    Gasoline engine exhaust contains between 7 percent and 12 percent carbon monoxide, which is deadly to human beings. It is more deadly because the fuel and the air combine in the carburetor first and then create the spark for the combustion. This process does not burn all the fuel efficiently. The fuel that is not fully burned comes out in the exhaust in the form of toxic chemicals.

    On the other hand, a properly tuned diesel engine produces exhaust that contains about 1 percent carbon monoxide. This is the case because the fuel is burned much more efficiently, especially when the engine is idling. That is why truck drivers can leave their trucks on all night without fear and why diesel-powered vehicles and equipment are favored in mining or enclosed situations.
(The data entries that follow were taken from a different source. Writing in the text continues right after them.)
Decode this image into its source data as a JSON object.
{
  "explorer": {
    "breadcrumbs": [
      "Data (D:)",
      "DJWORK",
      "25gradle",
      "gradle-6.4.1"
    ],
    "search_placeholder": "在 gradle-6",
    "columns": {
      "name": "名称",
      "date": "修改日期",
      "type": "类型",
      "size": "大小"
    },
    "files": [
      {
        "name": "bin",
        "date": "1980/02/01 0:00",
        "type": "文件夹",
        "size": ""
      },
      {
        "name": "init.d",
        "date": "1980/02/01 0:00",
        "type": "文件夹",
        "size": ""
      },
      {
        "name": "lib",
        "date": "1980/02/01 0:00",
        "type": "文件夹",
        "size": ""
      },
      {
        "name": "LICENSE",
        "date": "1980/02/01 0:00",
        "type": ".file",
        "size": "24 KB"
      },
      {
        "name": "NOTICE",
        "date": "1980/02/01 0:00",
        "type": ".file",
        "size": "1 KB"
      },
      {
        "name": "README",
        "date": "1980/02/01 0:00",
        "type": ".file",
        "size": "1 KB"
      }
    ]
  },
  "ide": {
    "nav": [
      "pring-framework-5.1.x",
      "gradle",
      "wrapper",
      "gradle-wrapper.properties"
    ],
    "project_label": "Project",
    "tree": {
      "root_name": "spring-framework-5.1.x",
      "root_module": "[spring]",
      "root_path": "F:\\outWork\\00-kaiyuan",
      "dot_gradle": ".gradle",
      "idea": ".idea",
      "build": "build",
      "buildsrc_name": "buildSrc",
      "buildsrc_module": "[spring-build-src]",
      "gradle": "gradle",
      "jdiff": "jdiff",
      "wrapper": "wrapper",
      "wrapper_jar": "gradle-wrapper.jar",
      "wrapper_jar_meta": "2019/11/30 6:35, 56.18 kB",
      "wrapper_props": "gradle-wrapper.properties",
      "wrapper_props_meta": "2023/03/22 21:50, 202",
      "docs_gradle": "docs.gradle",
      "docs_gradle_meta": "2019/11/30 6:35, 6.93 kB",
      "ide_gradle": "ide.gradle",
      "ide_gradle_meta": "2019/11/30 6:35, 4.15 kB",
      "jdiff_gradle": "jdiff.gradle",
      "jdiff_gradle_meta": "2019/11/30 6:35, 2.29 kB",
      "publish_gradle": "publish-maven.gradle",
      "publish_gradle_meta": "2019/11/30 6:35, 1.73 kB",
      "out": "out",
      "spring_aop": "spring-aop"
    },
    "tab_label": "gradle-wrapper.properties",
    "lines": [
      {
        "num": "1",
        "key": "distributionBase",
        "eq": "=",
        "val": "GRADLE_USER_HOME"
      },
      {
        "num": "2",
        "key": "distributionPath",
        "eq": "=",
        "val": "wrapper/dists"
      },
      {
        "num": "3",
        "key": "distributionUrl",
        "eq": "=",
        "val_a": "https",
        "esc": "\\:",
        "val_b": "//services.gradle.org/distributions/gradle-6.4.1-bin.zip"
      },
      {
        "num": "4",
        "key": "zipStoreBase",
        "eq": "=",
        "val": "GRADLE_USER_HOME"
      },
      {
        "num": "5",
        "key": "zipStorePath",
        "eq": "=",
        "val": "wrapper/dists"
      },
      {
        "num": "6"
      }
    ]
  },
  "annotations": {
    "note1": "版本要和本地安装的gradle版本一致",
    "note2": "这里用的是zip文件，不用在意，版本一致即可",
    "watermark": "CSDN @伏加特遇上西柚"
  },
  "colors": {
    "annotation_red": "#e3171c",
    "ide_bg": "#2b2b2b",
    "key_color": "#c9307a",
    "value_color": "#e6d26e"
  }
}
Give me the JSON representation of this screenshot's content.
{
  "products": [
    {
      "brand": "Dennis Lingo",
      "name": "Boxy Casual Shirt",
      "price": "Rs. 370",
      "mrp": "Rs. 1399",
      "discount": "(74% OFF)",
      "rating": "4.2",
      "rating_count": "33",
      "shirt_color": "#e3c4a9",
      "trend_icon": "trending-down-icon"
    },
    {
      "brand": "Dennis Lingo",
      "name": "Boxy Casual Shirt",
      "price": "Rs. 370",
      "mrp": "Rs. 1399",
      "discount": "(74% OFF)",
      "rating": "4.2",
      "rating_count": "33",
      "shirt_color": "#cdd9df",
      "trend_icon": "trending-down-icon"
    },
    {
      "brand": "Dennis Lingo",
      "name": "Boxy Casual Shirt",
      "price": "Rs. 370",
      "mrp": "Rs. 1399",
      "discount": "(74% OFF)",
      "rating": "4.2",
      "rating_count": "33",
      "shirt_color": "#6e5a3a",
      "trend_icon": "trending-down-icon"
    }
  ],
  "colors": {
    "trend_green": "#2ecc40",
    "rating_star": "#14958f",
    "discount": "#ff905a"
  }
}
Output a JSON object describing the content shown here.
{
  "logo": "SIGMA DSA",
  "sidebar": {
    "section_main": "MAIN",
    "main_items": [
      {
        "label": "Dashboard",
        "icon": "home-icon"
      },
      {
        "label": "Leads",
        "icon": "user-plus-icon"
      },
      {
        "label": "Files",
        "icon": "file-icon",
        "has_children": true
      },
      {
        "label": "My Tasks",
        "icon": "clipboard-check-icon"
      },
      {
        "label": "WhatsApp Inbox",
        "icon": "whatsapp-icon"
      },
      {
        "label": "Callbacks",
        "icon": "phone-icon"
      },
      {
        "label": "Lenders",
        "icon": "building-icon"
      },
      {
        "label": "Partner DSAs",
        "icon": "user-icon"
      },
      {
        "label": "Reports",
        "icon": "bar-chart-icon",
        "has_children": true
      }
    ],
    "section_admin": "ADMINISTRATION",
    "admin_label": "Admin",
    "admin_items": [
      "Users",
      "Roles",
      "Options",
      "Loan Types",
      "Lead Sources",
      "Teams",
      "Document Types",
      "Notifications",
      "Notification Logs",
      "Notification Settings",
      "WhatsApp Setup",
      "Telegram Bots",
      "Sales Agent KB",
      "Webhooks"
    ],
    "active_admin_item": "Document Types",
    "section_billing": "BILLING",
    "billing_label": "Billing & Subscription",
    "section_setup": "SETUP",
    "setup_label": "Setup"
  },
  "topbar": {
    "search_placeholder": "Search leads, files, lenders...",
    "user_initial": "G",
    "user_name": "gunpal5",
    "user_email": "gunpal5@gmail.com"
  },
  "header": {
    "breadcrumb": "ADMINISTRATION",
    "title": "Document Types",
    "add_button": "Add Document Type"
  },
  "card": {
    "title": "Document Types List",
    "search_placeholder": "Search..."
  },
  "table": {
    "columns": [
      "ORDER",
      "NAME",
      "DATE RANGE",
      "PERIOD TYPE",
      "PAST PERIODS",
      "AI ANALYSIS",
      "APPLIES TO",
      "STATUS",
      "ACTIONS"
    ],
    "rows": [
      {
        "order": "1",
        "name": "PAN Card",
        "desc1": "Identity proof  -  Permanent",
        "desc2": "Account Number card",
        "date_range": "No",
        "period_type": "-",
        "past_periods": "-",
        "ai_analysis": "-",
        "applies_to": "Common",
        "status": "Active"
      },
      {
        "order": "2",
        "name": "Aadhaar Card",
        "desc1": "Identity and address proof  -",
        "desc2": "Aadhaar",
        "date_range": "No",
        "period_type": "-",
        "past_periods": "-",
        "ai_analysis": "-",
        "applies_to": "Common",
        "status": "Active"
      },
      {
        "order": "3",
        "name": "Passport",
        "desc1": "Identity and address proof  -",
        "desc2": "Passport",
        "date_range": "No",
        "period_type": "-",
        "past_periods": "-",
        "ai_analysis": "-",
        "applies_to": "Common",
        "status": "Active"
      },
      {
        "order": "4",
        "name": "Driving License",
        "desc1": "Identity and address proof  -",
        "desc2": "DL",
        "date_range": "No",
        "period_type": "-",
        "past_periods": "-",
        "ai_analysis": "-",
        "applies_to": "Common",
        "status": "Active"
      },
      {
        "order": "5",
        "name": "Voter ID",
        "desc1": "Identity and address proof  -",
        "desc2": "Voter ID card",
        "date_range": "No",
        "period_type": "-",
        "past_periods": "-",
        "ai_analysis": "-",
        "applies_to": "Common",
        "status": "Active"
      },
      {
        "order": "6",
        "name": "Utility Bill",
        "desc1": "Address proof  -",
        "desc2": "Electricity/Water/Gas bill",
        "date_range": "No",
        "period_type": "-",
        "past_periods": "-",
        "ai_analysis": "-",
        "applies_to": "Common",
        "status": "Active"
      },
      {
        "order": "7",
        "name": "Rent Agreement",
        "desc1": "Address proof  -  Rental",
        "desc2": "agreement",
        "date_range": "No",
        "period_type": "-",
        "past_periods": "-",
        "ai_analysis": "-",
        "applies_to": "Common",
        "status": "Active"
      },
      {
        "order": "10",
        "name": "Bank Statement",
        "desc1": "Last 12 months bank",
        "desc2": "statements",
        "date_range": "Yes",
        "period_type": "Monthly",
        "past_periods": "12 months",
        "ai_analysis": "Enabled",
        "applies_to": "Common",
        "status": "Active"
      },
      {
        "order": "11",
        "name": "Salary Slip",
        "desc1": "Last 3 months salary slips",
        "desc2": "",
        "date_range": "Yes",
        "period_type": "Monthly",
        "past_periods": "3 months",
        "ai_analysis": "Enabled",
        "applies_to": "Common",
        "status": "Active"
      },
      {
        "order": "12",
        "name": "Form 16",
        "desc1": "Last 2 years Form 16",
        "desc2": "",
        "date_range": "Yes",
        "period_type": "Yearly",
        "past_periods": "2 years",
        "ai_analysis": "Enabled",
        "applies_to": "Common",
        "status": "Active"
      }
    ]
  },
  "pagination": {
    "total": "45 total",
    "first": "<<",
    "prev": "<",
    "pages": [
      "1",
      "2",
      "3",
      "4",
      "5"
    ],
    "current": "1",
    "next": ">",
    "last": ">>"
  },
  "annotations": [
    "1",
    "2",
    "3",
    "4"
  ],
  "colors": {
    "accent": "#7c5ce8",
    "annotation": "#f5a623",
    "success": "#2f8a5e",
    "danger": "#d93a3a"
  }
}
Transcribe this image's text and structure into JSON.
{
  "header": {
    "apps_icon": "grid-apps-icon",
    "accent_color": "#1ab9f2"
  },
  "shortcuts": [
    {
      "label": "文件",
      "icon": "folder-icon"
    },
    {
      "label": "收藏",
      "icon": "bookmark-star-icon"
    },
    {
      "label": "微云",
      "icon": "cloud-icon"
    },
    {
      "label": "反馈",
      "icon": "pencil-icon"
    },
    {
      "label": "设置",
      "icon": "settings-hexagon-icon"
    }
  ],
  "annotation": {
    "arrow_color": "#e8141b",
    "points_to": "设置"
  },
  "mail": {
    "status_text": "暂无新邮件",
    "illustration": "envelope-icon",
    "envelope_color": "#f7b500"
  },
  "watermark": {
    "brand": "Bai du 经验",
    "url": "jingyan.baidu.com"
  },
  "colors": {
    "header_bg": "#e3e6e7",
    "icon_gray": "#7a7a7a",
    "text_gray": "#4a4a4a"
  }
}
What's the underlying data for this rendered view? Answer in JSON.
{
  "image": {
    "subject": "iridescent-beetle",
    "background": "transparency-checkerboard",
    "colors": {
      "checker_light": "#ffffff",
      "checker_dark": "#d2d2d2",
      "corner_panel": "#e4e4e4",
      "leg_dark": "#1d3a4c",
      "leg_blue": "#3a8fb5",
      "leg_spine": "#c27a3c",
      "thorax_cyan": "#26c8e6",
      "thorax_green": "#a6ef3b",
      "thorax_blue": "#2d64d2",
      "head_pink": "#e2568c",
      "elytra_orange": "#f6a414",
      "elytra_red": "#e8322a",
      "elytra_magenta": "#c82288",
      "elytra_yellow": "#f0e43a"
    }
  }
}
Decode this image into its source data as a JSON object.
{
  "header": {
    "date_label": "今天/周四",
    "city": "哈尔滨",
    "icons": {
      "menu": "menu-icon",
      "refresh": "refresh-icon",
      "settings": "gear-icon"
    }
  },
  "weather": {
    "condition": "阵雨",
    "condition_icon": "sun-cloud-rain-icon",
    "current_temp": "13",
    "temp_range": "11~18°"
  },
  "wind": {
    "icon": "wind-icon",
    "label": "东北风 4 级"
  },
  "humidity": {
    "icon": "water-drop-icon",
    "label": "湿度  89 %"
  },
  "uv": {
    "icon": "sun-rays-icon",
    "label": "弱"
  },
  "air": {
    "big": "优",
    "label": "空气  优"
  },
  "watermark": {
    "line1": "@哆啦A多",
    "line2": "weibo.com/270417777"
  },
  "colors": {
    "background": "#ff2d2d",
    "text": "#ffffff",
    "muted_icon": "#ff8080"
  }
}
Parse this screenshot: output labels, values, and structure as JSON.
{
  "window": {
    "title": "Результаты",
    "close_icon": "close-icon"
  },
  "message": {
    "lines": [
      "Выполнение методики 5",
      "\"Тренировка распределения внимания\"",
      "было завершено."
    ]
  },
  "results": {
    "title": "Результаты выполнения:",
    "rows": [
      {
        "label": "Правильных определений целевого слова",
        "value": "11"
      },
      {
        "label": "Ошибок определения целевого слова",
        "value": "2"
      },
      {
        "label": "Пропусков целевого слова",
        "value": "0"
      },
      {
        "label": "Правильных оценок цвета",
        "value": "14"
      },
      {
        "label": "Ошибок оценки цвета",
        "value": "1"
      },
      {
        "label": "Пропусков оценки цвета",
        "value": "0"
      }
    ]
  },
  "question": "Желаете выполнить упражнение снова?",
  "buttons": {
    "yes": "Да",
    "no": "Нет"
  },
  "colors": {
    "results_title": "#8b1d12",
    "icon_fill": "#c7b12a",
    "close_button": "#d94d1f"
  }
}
    [1] “Carbon monoxide poisoning” at http://en.wikipedia.org/wiki/Carbon_monoxide_poisoning.

    [2] Y. Henderson and H.W. Haggard, Noxious Gases (Reinhold Publishing, 1943), p.168 (Table 2) as cited by Friedrich Berg, “Diesel Gas Chambers: Ideal for Torture—Absurd for Murder, Part 1 at http://www.nazigassings.com/dieselgaschambera.html.